Task to carry out.
Pull out from the material below all lines with "kind".

Given entries.
-=-=-=-=-
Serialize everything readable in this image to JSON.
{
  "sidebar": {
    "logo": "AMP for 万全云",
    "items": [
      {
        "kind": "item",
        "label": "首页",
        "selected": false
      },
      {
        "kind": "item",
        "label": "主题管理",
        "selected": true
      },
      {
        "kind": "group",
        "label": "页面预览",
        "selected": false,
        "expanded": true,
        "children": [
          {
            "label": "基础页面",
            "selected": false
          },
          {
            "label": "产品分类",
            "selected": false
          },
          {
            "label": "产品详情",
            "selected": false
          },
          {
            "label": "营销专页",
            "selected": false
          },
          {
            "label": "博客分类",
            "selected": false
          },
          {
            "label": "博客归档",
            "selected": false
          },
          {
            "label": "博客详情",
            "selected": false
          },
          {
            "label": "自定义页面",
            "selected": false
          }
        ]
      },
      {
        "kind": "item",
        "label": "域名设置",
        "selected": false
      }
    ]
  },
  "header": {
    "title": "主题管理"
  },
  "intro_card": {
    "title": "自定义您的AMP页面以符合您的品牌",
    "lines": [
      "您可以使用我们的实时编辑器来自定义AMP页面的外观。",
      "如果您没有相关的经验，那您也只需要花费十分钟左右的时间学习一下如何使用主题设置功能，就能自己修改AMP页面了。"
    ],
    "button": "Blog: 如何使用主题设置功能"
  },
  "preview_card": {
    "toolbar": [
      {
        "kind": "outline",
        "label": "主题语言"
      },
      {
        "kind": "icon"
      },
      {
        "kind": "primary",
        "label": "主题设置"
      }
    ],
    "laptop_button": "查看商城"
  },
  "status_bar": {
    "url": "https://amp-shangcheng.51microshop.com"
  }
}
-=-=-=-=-
The answer.
        "kind": "item",
        "kind": "item",
        "kind": "group",
        "kind": "item",
        "kind": "outline",
        "kind": "icon"
        "kind": "primary",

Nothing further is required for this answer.